by Max Darrow

SAN BRUNO (KPIX) — As Bay Area counties look to increase their vaccination numbers San Mateo County just decreased the total number of its residents who’ve received at least one dose of the vaccine from around 94% to just under 90% or by about 36,000 people.

Louise Rogers, the San Mateo County health chief, shared the following explanation in her October 14 “Message from the Chief” notice:

“I want to make you aware of a correction to our vaccination data that will result in lowering the total number of San Mateo County vaccinated residents by around 36,000. This in turn reduces our reach metric to just under 90% of eligible residents having received at least one vaccine rather than the 94-plus% we have reported recently, around a five percentage point difference.

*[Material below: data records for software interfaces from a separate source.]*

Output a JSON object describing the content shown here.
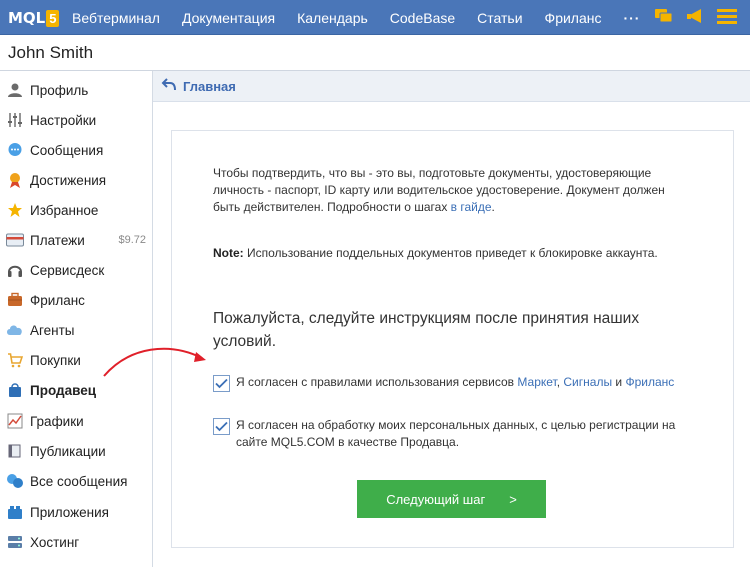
{
  "topbar": {
    "logo_text": "MQL",
    "logo_num": "5",
    "nav": [
      "Вебтерминал",
      "Документация",
      "Календарь",
      "CodeBase",
      "Статьи",
      "Фриланс",
      "···"
    ],
    "icons": [
      "chat-icon",
      "megaphone-icon",
      "menu-icon"
    ],
    "accent": "#4a76b8"
  },
  "user": {
    "name": "John Smith"
  },
  "sidebar": {
    "items": [
      {
        "label": "Профиль",
        "icon": "user-icon"
      },
      {
        "label": "Настройки",
        "icon": "sliders-icon"
      },
      {
        "label": "Сообщения",
        "icon": "chat-bubble-icon"
      },
      {
        "label": "Достижения",
        "icon": "medal-icon"
      },
      {
        "label": "Избранное",
        "icon": "star-icon"
      },
      {
        "label": "Платежи",
        "icon": "card-icon",
        "badge": "$9.72"
      },
      {
        "label": "Сервисдеск",
        "icon": "headset-icon"
      },
      {
        "label": "Фриланс",
        "icon": "briefcase-icon"
      },
      {
        "label": "Агенты",
        "icon": "cloud-icon"
      },
      {
        "label": "Покупки",
        "icon": "cart-icon"
      },
      {
        "label": "Продавец",
        "icon": "bag-icon",
        "active": true
      },
      {
        "label": "Графики",
        "icon": "chart-icon"
      },
      {
        "label": "Публикации",
        "icon": "book-icon"
      },
      {
        "label": "Все сообщения",
        "icon": "forum-icon"
      },
      {
        "label": "Приложения",
        "icon": "apps-icon"
      },
      {
        "label": "Хостинг",
        "icon": "server-icon"
      }
    ]
  },
  "breadcrumb": {
    "label": "Главная"
  },
  "main": {
    "intro": "Чтобы подтвердить, что вы - это вы, подготовьте документы, удостоверяющие личность - паспорт, ID карту или водительское удостоверение. Документ должен быть действителен. Подробности о шагах",
    "intro_link": "в гайде",
    "intro_end": ".",
    "note_label": "Note:",
    "note_text": "Использование поддельных документов приведет к блокировке аккаунта.",
    "heading": "Пожалуйста, следуйте инструкциям после принятия наших условий.",
    "check1_text": "Я согласен с правилами использования сервисов",
    "check1_link1": "Маркет",
    "check1_sep": ",",
    "check1_link2": "Сигналы",
    "check1_and": "и",
    "check1_link3": "Фриланс",
    "check2_text": "Я согласен на обработку моих персональных данных, с целью регистрации на сайте MQL5.COM в качестве Продавца.",
    "next_button": "Следующий шаг",
    "next_arrow": ">"
  }
}
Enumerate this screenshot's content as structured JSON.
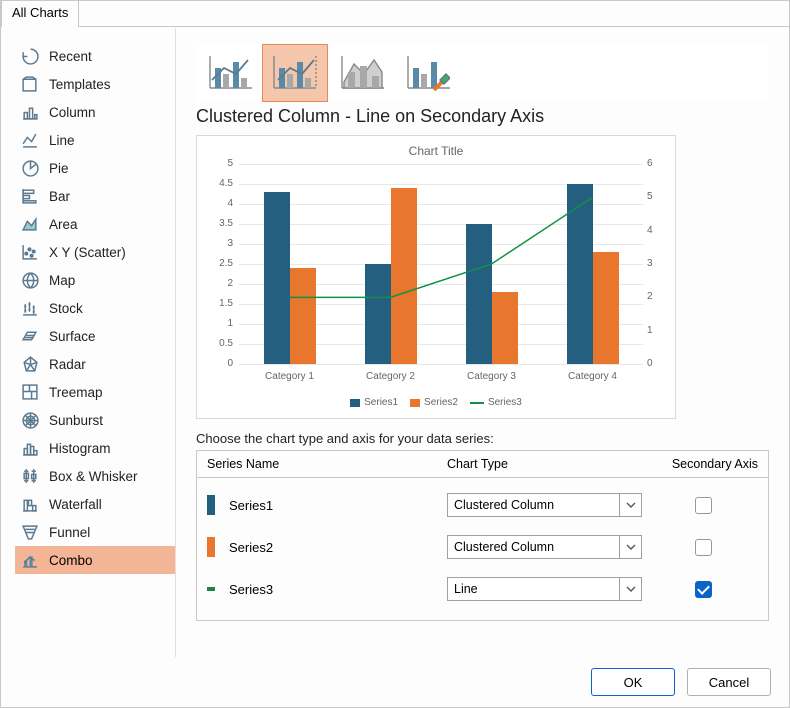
{
  "tab": "All Charts",
  "sidebar": {
    "items": [
      "Recent",
      "Templates",
      "Column",
      "Line",
      "Pie",
      "Bar",
      "Area",
      "X Y (Scatter)",
      "Map",
      "Stock",
      "Surface",
      "Radar",
      "Treemap",
      "Sunburst",
      "Histogram",
      "Box & Whisker",
      "Waterfall",
      "Funnel",
      "Combo"
    ],
    "active": "Combo"
  },
  "subtype_icons": [
    "combo-col-line",
    "combo-col-line-sec",
    "combo-area",
    "combo-custom"
  ],
  "heading": "Clustered Column - Line on Secondary Axis",
  "preview_title": "Chart Title",
  "choose_text": "Choose the chart type and axis for your data series:",
  "table": {
    "headers": [
      "Series Name",
      "Chart Type",
      "Secondary Axis"
    ],
    "series": [
      {
        "name": "Series1",
        "type": "Clustered Column",
        "color": "#245f80",
        "secondary": false,
        "swatch": "bar"
      },
      {
        "name": "Series2",
        "type": "Clustered Column",
        "color": "#e8762d",
        "secondary": false,
        "swatch": "bar"
      },
      {
        "name": "Series3",
        "type": "Line",
        "color": "#1e8449",
        "secondary": true,
        "swatch": "line"
      }
    ]
  },
  "buttons": {
    "ok": "OK",
    "cancel": "Cancel"
  },
  "chart_data": {
    "type": "bar",
    "title": "Chart Title",
    "categories": [
      "Category 1",
      "Category 2",
      "Category 3",
      "Category 4"
    ],
    "y_primary": {
      "min": 0,
      "max": 5,
      "step": 0.5,
      "ticks": [
        0,
        0.5,
        1,
        1.5,
        2,
        2.5,
        3,
        3.5,
        4,
        4.5,
        5
      ]
    },
    "y_secondary": {
      "min": 0,
      "max": 6,
      "step": 1,
      "ticks": [
        0,
        1,
        2,
        3,
        4,
        5,
        6
      ]
    },
    "series": [
      {
        "name": "Series1",
        "type": "bar",
        "axis": "primary",
        "color": "#245f80",
        "values": [
          4.3,
          2.5,
          3.5,
          4.5
        ]
      },
      {
        "name": "Series2",
        "type": "bar",
        "axis": "primary",
        "color": "#e8762d",
        "values": [
          2.4,
          4.4,
          1.8,
          2.8
        ]
      },
      {
        "name": "Series3",
        "type": "line",
        "axis": "secondary",
        "color": "#119046",
        "values": [
          2.0,
          2.0,
          3.0,
          5.0
        ]
      }
    ],
    "legend_labels": [
      "Series1",
      "Series2",
      "Series3"
    ]
  }
}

“During the past month, our staff have been working through a data discrepancy between what we and the state report about our vaccination reach in the county. We discovered that our process for synthesizing state data for our local reporting was flawed, which has resulted in diminished accuracy of the vaccination information on our dashboards.

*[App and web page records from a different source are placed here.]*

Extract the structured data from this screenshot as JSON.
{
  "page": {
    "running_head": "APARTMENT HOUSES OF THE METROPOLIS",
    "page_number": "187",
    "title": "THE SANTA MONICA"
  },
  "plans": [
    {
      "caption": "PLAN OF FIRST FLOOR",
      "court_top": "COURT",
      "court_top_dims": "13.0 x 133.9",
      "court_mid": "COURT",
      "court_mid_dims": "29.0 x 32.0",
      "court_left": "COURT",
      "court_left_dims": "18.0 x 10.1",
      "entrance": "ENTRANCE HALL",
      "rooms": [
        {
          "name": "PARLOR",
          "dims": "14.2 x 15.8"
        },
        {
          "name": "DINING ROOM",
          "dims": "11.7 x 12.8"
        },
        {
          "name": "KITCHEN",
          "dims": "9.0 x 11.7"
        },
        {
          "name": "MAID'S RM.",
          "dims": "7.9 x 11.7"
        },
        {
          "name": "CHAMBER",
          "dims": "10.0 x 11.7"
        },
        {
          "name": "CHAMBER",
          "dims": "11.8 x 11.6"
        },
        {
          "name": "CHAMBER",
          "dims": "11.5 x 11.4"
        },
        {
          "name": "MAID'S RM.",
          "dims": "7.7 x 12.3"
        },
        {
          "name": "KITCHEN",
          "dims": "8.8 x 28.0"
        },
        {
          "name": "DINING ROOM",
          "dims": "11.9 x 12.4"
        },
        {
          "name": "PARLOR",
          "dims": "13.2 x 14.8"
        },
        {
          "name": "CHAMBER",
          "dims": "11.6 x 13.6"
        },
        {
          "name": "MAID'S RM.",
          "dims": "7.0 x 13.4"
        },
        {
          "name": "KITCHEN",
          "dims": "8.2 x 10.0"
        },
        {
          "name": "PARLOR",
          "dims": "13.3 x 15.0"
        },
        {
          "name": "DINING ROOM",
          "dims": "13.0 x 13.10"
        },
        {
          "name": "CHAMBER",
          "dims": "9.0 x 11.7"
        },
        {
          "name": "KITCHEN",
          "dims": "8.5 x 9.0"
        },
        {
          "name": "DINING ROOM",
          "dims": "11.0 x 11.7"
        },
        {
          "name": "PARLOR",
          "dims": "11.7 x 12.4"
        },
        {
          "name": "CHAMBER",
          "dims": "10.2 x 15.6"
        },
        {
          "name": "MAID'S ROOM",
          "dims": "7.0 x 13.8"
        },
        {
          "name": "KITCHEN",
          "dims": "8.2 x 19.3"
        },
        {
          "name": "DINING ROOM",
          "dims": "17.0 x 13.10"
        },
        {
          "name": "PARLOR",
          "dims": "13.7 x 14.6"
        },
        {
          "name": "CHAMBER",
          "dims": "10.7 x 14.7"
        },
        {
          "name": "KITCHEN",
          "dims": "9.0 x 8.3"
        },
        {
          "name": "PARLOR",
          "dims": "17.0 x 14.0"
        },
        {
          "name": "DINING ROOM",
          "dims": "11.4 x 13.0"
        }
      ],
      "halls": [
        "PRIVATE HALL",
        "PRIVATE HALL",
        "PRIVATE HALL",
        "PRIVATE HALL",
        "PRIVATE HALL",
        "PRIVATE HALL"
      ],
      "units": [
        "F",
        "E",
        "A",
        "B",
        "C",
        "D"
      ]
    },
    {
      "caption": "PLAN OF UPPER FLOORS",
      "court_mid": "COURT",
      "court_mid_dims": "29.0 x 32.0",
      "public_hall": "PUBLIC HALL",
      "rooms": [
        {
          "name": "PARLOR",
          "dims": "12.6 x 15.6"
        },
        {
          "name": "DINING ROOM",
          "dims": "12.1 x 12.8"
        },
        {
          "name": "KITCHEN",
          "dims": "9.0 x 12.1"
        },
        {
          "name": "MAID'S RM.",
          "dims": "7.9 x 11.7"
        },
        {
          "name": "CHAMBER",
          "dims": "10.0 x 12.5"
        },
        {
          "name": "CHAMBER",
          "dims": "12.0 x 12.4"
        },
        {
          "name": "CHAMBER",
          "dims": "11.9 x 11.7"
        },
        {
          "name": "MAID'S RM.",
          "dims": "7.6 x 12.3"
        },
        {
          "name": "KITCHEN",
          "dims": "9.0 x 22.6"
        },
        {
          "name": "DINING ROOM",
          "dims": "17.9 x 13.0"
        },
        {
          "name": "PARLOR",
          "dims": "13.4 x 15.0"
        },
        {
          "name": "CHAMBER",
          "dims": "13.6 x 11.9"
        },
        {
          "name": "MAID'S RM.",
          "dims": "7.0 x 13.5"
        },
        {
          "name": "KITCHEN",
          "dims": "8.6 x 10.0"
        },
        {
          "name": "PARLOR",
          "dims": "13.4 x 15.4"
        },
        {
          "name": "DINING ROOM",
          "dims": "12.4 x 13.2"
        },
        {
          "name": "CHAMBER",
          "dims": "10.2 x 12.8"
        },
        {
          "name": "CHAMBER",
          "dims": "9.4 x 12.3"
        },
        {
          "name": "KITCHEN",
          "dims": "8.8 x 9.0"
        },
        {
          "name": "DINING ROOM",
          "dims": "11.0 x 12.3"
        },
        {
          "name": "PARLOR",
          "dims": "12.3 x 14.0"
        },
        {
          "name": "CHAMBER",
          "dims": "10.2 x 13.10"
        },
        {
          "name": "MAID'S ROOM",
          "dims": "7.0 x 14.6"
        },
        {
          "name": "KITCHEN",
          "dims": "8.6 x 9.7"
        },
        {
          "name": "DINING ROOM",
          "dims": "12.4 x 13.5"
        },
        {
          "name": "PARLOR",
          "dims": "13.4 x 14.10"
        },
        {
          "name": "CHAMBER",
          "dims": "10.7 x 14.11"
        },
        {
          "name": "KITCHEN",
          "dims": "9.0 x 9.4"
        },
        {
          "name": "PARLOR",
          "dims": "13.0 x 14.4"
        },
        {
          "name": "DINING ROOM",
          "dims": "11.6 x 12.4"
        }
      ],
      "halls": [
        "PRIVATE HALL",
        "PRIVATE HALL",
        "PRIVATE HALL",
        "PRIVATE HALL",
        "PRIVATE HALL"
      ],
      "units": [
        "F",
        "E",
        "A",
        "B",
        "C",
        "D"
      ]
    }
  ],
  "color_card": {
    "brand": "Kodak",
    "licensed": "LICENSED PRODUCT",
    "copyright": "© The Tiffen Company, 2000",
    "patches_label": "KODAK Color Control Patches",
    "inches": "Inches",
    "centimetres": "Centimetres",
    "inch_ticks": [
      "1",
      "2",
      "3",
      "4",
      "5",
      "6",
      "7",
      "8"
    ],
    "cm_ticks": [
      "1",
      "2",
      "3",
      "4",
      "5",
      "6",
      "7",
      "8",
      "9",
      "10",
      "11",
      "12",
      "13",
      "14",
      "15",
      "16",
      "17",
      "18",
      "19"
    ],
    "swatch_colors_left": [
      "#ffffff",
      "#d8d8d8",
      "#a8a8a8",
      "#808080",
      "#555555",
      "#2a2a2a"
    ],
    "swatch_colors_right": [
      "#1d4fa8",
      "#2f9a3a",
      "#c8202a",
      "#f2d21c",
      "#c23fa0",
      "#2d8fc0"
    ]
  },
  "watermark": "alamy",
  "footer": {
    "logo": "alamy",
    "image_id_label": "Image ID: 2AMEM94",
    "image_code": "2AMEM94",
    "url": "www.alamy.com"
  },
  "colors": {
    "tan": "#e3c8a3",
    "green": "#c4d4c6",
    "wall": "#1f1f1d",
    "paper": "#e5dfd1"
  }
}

“The root of this is that we were not capturing all the changes in the state vaccination data registry in our daily downloads and reports. Because we were downloading incremental updates that showed new local vaccinations but not demographic updates that included removing duplicates and correcting address data, the net result is a cumulative decrease in the count of vaccinated San Mateo County residents since December 2020.

Each of the dashboards that display vaccination reach statistics is now being adjusted to reflect the more accurate counts, and our process for downloading the data has been corrected to improve the accuracy of the data we publish daily.”

Meantime, vaccination efforts continued on Saturday in San Mateo County, with a pop-up clinic at Belle Air Elementary School in San Bruno. County supervisor David Canepa was there. KPIX asked him about the data reporting error.

“With these numbers, they’re not perfect. We’re all learning. We continue to learn throughout the process,” he said.

The county partnered with the Peninsula Healthcare District for the clinic.

“We think the location really helps us serve those that are really in need. It makes it convenient,” said Cheryl Fama, the Peninsula Healthcare District CEO.

While some people had appointments, other people who were in the neighborhood ended up stopping by for a vaccine.

“I decided to get my booster,” Fernando Castro said.

Castro was at his son’s baseball game near the pop-up clinic and had no plans to get a vaccine on Saturday.

“Nope! Didn’t plan on it. Someone came by and told me, I was like, yeah, might as well get it over with,” he said.

Canepa said the pop-up clinics are a crucial way to make it easy and convenient for people to get vaccinated, often in underserved communities.

“These pop-ups are a strategy where you’re not going to get those huge numbers,” he said. “What the pop-ups have allowed us to do is get with people who are trusted, community partners — people who’ve actually been in the community.”